Social service: Two boxes. Three pots. Four plates. Two mattresses. A blanket. A dog and two hens.

That is all Tobgay, 75 and his wife Tshewang Choden, 60, possess.

But the couple are all smiles and happy these days.

From today, they will have a new home to live in, possible because of the community based scouts in Samdrupjongkhar.

Life has been rough for the couple.

They have been living in a make shift house, that was once a quarantine unit for animals in the dzongkhag, for the past two years, located outside Samdrupjongkhar town. They own no land.

According to the couple, they lost three daughters and one son a few years ago. They have one more son who is still living but do not know where he is or what he is doing.

Tobgay who is from Bartsham gewog in Trashigang said they have had no one with them for many years.

The couple have had to shift home many times. “It was never easy to live because of elephants and then we shifted to our present house,” he said. “We’re poor, we cannot afford a rented house nor can we earn an income or depend on relatives.”

The couple depend mainly on people, some of them their relatives, living nearby and in Samdrupjongkhar who provide them with the essentials and firewood for their earthen stove.

“Sometimes we feel very sad because we have been living in darkness at night without electricity and no proper water supply,” Tobgay said. “Now that we’re old it’s difficult to fetch water or firewood, but some people have been very kind and give us at least one litre of kerosene to light a lamp.”

The couple joked about how they sometimes argue about the amount of kerosene used, fearing it may finish and there would be no more contributors.

Tshewang Choden who is from Decheling gewog in Pemagatshel has been sick for the past 13 days.

“Sometimes when we sleep it hurts to think about how life has become,” she said, her voice barely audible. “Of course, it also worries us that if we eat rice for breakfast then what if we don’t get food for lunch,” she added.

They have a few relatives in Samdrupjongkhar who provide them with food and vegetables but do not visit.

The couple never looked forward to the summer.
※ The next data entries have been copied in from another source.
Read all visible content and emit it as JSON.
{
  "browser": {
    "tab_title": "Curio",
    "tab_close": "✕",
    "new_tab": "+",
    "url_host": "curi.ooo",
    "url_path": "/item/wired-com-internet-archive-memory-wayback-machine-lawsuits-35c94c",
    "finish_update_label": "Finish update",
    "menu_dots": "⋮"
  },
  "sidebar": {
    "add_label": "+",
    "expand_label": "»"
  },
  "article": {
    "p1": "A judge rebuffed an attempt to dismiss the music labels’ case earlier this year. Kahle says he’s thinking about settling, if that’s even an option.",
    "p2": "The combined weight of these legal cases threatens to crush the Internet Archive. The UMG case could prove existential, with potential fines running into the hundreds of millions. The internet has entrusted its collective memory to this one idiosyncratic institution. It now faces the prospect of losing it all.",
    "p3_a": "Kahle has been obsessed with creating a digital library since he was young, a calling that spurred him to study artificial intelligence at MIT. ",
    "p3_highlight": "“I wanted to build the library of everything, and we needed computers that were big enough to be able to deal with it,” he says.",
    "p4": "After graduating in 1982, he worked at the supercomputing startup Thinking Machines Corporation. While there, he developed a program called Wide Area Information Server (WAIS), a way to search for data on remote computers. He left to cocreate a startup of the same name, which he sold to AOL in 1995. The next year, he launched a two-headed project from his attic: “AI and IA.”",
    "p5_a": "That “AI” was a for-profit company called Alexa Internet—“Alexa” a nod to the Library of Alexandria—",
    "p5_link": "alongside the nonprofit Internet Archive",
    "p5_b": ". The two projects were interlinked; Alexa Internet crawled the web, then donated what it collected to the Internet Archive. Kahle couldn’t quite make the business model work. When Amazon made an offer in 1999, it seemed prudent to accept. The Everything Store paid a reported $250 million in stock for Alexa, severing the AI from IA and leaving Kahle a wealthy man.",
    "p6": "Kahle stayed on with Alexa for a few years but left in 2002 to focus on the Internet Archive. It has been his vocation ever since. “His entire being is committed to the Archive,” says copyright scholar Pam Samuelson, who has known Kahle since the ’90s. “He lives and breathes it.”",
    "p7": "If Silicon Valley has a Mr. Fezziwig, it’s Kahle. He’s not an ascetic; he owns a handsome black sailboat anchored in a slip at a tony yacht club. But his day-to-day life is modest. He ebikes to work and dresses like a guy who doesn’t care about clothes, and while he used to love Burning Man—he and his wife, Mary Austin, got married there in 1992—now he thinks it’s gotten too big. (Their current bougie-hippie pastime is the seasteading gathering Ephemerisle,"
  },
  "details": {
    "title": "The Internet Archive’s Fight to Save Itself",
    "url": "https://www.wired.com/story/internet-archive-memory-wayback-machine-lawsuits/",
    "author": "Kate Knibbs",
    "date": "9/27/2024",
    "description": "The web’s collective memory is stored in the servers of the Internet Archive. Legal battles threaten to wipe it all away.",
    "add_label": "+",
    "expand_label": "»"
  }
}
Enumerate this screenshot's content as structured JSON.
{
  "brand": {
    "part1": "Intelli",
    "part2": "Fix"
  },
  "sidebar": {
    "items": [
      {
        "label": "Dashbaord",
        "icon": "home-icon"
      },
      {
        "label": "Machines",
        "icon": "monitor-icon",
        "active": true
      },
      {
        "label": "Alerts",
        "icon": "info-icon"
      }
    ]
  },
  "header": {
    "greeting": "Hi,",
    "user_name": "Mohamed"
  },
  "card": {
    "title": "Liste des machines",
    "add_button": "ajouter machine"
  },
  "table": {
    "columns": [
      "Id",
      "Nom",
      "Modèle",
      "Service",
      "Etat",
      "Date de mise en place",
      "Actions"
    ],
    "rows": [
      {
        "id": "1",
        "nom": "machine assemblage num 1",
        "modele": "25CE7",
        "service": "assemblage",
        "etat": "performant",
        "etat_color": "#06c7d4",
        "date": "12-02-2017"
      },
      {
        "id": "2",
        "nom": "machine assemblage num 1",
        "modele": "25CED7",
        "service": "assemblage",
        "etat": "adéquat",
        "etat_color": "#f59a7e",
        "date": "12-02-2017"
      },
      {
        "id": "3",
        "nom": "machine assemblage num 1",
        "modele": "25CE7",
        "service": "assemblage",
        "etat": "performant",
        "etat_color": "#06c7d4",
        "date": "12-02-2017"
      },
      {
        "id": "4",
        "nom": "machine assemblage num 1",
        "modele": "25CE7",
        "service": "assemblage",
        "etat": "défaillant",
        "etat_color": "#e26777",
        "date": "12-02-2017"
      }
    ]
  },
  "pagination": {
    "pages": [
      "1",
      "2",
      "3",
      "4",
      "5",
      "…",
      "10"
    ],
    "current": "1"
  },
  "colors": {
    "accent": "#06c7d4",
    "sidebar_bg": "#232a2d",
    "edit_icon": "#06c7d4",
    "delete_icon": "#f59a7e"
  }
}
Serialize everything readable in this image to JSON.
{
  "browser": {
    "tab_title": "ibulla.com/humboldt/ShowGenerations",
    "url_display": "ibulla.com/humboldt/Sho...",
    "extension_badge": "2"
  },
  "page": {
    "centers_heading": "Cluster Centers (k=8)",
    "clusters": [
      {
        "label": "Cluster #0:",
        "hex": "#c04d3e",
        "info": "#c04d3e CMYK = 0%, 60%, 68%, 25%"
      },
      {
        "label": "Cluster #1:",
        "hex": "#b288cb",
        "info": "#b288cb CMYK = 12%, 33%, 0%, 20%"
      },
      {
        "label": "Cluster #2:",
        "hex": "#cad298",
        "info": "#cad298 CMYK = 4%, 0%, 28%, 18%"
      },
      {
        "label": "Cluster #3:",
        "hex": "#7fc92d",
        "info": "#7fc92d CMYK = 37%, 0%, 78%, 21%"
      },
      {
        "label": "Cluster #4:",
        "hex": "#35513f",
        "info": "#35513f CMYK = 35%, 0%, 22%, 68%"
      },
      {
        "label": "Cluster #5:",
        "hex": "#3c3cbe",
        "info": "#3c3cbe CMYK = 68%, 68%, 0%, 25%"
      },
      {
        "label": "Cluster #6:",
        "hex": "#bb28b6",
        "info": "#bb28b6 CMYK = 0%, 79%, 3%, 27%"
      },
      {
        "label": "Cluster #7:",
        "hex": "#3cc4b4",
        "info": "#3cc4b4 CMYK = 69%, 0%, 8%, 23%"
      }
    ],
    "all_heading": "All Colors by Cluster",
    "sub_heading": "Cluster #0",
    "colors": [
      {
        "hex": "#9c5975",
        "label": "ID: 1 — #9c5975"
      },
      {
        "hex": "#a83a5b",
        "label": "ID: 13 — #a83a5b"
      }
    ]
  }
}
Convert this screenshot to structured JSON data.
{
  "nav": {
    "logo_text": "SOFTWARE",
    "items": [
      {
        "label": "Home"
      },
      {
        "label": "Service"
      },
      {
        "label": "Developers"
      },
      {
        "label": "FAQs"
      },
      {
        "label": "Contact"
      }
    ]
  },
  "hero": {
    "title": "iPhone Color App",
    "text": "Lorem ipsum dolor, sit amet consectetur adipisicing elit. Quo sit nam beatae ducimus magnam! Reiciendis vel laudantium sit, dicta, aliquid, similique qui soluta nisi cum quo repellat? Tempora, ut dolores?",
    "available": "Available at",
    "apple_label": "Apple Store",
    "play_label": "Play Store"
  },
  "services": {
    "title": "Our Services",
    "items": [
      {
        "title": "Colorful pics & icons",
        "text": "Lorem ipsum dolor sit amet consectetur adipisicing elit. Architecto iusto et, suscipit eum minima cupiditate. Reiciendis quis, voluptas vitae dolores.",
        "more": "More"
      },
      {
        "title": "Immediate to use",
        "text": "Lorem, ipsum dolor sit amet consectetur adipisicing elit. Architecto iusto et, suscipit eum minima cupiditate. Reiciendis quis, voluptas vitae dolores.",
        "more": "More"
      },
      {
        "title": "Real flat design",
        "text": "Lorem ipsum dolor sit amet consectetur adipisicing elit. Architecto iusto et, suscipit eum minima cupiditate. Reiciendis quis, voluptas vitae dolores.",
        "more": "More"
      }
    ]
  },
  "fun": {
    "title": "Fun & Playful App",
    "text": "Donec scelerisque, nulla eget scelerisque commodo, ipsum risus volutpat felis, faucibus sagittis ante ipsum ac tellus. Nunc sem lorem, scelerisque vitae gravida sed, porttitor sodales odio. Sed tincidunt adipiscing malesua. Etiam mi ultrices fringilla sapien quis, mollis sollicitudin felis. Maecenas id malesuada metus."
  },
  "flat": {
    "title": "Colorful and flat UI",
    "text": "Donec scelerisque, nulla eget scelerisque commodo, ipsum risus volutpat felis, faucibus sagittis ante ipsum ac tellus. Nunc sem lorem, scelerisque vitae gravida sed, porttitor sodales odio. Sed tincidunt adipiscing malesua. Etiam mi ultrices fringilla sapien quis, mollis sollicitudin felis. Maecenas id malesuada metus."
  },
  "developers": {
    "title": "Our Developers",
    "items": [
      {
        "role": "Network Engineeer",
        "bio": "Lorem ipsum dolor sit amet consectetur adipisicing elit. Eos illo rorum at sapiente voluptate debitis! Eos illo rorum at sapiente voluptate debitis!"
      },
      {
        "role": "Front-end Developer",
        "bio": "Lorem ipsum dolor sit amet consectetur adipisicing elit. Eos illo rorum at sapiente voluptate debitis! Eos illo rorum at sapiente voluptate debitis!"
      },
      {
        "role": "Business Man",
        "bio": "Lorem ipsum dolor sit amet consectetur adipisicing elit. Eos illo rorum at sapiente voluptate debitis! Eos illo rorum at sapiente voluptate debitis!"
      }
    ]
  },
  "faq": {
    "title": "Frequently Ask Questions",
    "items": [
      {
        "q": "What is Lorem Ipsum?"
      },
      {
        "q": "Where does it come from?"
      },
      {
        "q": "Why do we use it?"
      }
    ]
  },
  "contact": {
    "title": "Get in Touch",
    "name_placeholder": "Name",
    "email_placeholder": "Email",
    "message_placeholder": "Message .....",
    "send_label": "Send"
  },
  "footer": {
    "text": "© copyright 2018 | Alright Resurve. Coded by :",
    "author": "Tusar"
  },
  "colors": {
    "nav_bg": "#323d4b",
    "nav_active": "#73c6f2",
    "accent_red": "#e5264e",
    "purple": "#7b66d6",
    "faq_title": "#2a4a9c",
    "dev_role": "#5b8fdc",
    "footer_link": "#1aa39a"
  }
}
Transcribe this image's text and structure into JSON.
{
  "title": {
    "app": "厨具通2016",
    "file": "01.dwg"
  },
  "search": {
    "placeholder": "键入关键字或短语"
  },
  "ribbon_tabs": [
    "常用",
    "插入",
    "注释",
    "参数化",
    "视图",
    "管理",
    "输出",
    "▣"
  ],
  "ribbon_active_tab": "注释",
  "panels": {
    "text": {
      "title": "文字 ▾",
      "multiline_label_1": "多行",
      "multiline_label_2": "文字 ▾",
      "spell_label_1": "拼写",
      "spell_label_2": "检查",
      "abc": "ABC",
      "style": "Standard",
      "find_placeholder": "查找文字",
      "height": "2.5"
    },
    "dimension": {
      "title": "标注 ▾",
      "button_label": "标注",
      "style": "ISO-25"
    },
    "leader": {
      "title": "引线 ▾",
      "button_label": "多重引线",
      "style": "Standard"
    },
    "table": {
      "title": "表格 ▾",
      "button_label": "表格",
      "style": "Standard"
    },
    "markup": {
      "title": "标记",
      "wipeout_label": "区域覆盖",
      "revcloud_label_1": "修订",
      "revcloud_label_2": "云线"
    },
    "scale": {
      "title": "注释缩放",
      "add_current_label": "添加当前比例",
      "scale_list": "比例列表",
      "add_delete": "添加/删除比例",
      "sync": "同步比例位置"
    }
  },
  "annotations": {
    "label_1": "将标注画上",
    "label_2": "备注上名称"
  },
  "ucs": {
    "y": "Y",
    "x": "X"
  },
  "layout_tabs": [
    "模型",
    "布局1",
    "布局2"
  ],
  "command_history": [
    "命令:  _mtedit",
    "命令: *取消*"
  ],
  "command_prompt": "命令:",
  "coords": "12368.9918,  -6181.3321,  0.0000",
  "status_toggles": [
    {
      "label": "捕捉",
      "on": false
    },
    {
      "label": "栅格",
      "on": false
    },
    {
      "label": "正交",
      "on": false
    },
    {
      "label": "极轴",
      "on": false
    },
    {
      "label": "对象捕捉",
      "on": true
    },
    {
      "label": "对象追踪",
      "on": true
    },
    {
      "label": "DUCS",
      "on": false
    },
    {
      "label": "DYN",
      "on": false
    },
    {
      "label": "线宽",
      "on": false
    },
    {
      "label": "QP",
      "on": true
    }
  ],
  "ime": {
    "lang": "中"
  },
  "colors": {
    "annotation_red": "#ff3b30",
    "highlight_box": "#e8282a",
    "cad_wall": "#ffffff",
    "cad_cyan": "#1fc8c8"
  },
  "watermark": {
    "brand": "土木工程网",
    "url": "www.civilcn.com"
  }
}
They did not own a fan. Even if they did, they had no electricity.

In the monsoon, they lived with the rain leaking through their roof. In the winter, the wind passed through the gaps in the planks bringing with it, the cold.

The couple are happier these days. A few officials visited them and told them they would be moved into a proper structure with a kitchen and toilet.

“Maybe we’ll have the same life as now because we cannot work to earn but at least we’ll have a better home to live,” Tshewang Choden said. “We haven’t packed our things and I hope they will not charge us to transport our things, this has worried me a little.”

Scout focal person Sangay Tempa said its members that comprises dzongkhag and thromde officials, corporate employees, police personnel and a few housewives came forward to help the couple build a house located near the Samdrupjongkhar dzong.

He said the house will benefit not only the couple but also an anim. The scouts were initially constructing the house for anim Cheki, a physically challenged woman, when they learned of the couple.

“Then we decided to render our service to all three of them,” he said. “Our service will not stop there but we will plan and try to look for donations or contributors who could help supply rations, some have already volunteered.”

The dzongkhag officials helped them to get permission to construct the house on a government land and police personnels constructed the house.

Yangchen C Rinzin,   Samdrupjongkhar